Jay Leno is probably one of the most famous car collectors in the world. Anyone who knows anything about old cars knows about Leno’s insane car collection, which totals 286 vehicles and includes 169 cars and 117 motorcycles.
His collection is so big that he has to house them all in a warehouse-sized custom garage made explicitly for his collection. Altogether, Leno’s car collection is worth an unbelievable $50 million dollars, including a 1994 McLaren F1 that is worth a mind-boggling $12 million.
So it’s no surprise that Leno knows a thing or two about buying used cars, especially if you’re trying to find something nice or rare. That’s why he recently sat down with CNBC’s “Make It” series to share some of his best buying tips for when you’re hunting for a used car. Here are a few of the things he mentioned:
Look for something well-maintained
Leno explained that if you arrive to meet the seller and the car looks like it has been really well taken care of, that means that the owner loved it and made sure it was kept in working order.
Leno said, “You want to buy a car from somebody who has maintained it, obviously, someone who has kept service records,” adding that anything that looks like it has been taken care of is probably going to be of a good value to a purchaser.
On the other hand, Leno clarified, “A car that’s had a dozen owners in ten years? That’s probably something you don’t want.”
Making sure the oil has been regularly changed is something he mentions as being especially important.
Don’t just accept the price — negotiate
Leno said almost any used car you’re going to buy is going to have a number of faults, and it is up to you to find out as much as possible about those faults.
Not only does this help you determine if the car is really worth buying or if it will be too much of a headache, but it will also help give you leverage when you go to negotiate a final price.
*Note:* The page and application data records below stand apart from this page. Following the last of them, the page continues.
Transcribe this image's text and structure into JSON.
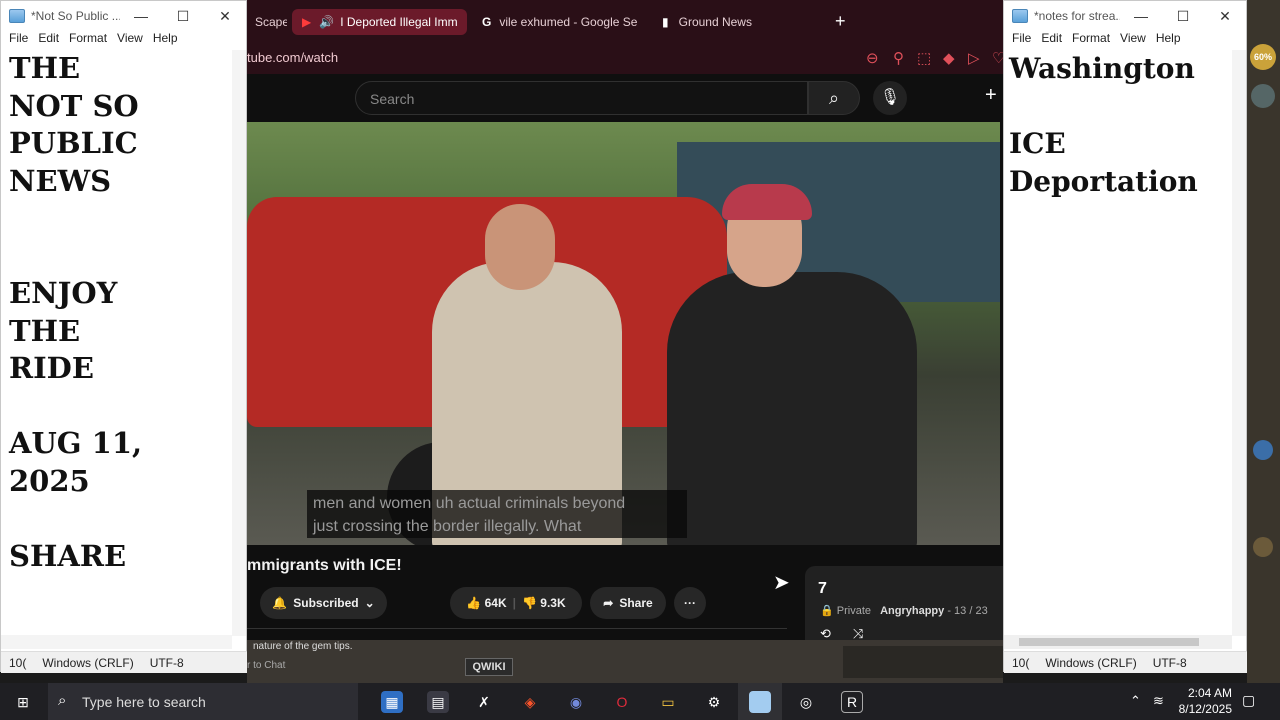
{
  "left_notepad": {
    "title": "*Not So Public ...",
    "menu": [
      "File",
      "Edit",
      "Format",
      "View",
      "Help"
    ],
    "content": "THE\nNOT SO\nPUBLIC\nNEWS\n\n\nENJOY\nTHE\nRIDE\n\nAUG 11,\n2025\n\nSHARE",
    "status": {
      "pos": "10(",
      "eol": "Windows (CRLF)",
      "enc": "UTF-8"
    }
  },
  "right_notepad": {
    "title": "*notes for strea...",
    "menu": [
      "File",
      "Edit",
      "Format",
      "View",
      "Help"
    ],
    "content": "Washington\n\nICE\nDeportation",
    "status": {
      "pos": "10(",
      "eol": "Windows (CRLF)",
      "enc": "UTF-8"
    }
  },
  "browser": {
    "tabs": [
      "Scape",
      "I Deported Illegal Imm",
      "vile exhumed - Google Se",
      "Ground News"
    ],
    "new_tab": "+",
    "address": "tube.com/watch",
    "search_placeholder": "Search",
    "create_icon": "+",
    "captions": [
      "men and women uh actual criminals beyond",
      "just crossing the border illegally. What"
    ],
    "video_title": "mmigrants with ICE!",
    "subscribed": "Subscribed",
    "likes": "64K",
    "dislikes": "9.3K",
    "share": "Share",
    "more": "···",
    "playlist": {
      "count": "7",
      "privacy": "Private",
      "owner": "Angryhappy",
      "position": "- 13 / 23"
    },
    "chat_snippet": "nature of the gem tips.",
    "chat_input": "r to Chat",
    "brand": "QWIKI"
  },
  "taskbar": {
    "search_placeholder": "Type here to search",
    "time": "2:04 AM",
    "date": "8/12/2025"
  },
  "overlay": {
    "zoom_badge": "60%"
  }
}
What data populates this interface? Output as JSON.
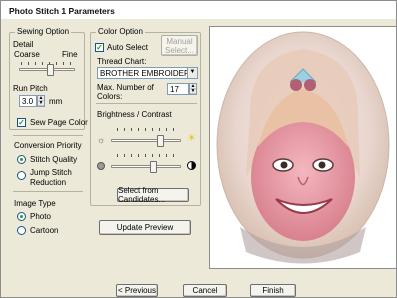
{
  "window": {
    "title": "Photo Stitch 1 Parameters"
  },
  "sewing_option": {
    "title": "Sewing Option",
    "detail_label": "Detail",
    "coarse_label": "Coarse",
    "fine_label": "Fine",
    "run_pitch_label": "Run Pitch",
    "run_pitch_value": "3.0",
    "run_pitch_unit": "mm",
    "sew_page_color_label": "Sew Page Color",
    "sew_page_color_checked": true
  },
  "conversion_priority": {
    "title": "Conversion Priority",
    "options": [
      "Stitch Quality",
      "Jump Stitch Reduction"
    ],
    "selected": "Stitch Quality"
  },
  "image_type": {
    "title": "Image Type",
    "options": [
      "Photo",
      "Cartoon"
    ],
    "selected": "Photo"
  },
  "color_option": {
    "title": "Color Option",
    "auto_select_label": "Auto Select",
    "auto_select_checked": true,
    "manual_select_label": "Manual Select...",
    "thread_chart_label": "Thread Chart:",
    "thread_chart_value": "BROTHER EMBROIDERY",
    "max_colors_label": "Max. Number of Colors:",
    "max_colors_value": "17",
    "brightness_contrast_label": "Brightness / Contrast",
    "select_candidates_label": "Select from Candidates..."
  },
  "sliders": {
    "detail_level": 0.55,
    "brightness_level": 0.7,
    "contrast_level": 0.6
  },
  "buttons": {
    "update_preview": "Update Preview",
    "previous": "< Previous",
    "cancel": "Cancel",
    "finish": "Finish"
  },
  "icons": {
    "brightness_low": "sun-small-icon",
    "brightness_high": "sun-bright-icon",
    "contrast_low": "circle-gray-icon",
    "contrast_high": "circle-half-icon"
  },
  "colors": {
    "dialog_bg": "#ece9d8",
    "check_mark": "#21a121",
    "sun_yellow": "#e8c21a"
  }
}
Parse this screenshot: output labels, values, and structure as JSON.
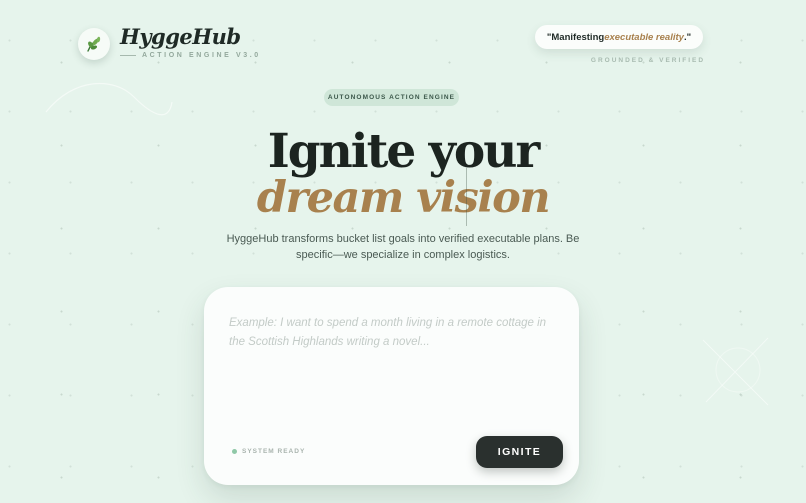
{
  "brand": {
    "name": "HyggeHub",
    "subtitle": "ACTION ENGINE V3.0",
    "logo_icon": "leaf-icon"
  },
  "quote": {
    "prefix": "\"Manifesting ",
    "accent": "executable reality",
    "suffix": ".\"",
    "caption": "GROUNDED & VERIFIED"
  },
  "hero": {
    "badge": "AUTONOMOUS ACTION ENGINE",
    "headline_line1": "Ignite your",
    "headline_line2": "dream vision",
    "description": "HyggeHub transforms bucket list goals into verified executable plans. Be specific—we specialize in complex logistics."
  },
  "composer": {
    "value": "",
    "placeholder": "Example: I want to spend a month living in a remote cottage in the Scottish Highlands writing a novel...",
    "status": "SYSTEM READY",
    "submit_label": "IGNITE"
  },
  "colors": {
    "background": "#e6f4ec",
    "accent_gold": "#a8814e",
    "dark": "#2a302e",
    "status_green": "#8fc8a7"
  }
}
For instance, potentially costly repairs should be factored into the total cost of a used vehicle, but something small like minor body damage probably isn’t a huge deal.
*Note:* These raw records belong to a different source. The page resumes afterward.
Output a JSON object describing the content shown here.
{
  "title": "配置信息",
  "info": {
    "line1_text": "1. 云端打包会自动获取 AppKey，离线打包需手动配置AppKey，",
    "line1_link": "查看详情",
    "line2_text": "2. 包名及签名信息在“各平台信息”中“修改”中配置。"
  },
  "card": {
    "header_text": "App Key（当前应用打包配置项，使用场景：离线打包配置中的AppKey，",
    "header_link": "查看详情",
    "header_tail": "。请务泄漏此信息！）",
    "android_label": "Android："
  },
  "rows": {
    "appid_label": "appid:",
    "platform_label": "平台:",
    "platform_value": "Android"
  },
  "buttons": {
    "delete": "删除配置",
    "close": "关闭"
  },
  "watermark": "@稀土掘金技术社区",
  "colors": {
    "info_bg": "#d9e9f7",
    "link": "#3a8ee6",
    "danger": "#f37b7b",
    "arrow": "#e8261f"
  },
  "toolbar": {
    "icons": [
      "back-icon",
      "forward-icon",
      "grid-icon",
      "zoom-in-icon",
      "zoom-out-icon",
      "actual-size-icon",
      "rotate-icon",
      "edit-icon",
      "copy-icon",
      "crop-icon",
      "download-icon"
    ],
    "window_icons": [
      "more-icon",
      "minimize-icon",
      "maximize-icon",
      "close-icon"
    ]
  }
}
Part of finding these faults is always making sure you get some kind of vehicle history report, such as CarFax or another service.
Leno explained: “These are people who know these cars, who check serial numbers, and can tell you what you’ve bought.”
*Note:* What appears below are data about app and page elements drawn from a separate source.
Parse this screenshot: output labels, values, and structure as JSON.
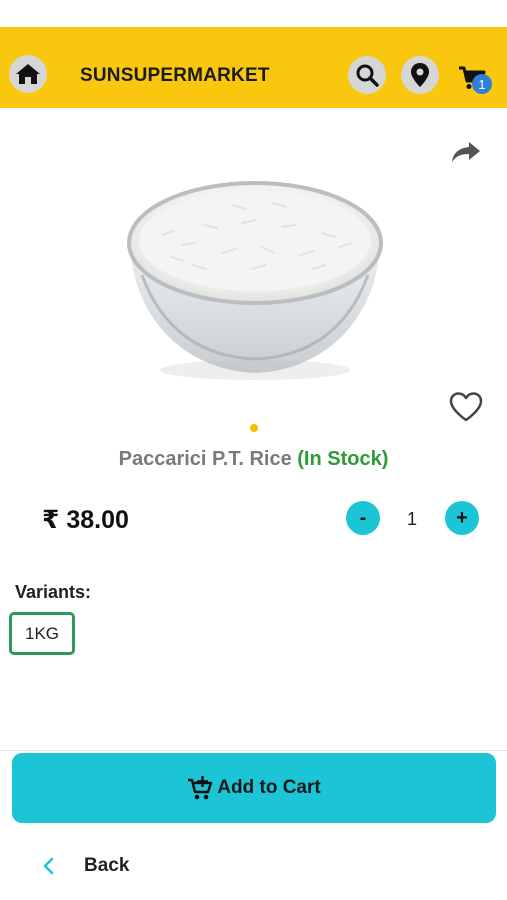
{
  "header": {
    "brand": "SUNSUPERMARKET",
    "cart_count": "1",
    "background": "#f9c80e",
    "icons": [
      "home-icon",
      "search-icon",
      "location-pin-icon",
      "cart-icon"
    ]
  },
  "product": {
    "image": "rice-bowl-image",
    "name": "Paccarici P.T. Rice",
    "stock_status": "(In Stock)",
    "price": "₹ 38.00",
    "quantity": "1",
    "minus_label": "-",
    "plus_label": "+",
    "carousel_active_index": 1,
    "carousel_count": 1,
    "actions": [
      "share-icon",
      "heart-icon"
    ]
  },
  "variants": {
    "label": "Variants:",
    "options": [
      "1KG"
    ],
    "selected": "1KG"
  },
  "footer": {
    "add_to_cart": "Add to Cart",
    "back": "Back"
  },
  "colors": {
    "accent": "#1cc5d6",
    "in_stock": "#2e9a38",
    "badge": "#2f80d9",
    "variant_border": "#2e9a5a"
  }
}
Knowing as much as you can going into the purchase can help you get a genuinely fair price in the end.
Stop believing this used car myth
One thing that Leno mentioned is that people need to stop believing the myth that a car is somehow worn out or used up once it hits 70,000 or 80,000 miles.
According to Leno: “I’ve got a ’68 Mercedes with 327,000 miles on it…If you just change the oil and maintain it properly, it will last you conceivably your whole life. Rarely is the car worn-out or completely broken down [at 70K].”
He said he main reason people get rid of cars isn’t as often mechanical so much as that they’re just tired of the car and want something new.
People “want the newest fad” but, as Leno said, “modern cars can go easily two hundred, three hundred thousand miles no problem at all, the idea that you have to get rid of something because it’s worthless at 70,000 miles is actually pretty ridiculous.”
So you heard it directly from the car guy himself. There’s no need to get rid of your car if it still drives well and is in good repair — unless, of course, you have Leno’s money and are looking to upgrade to some kind of seven-figure supercar.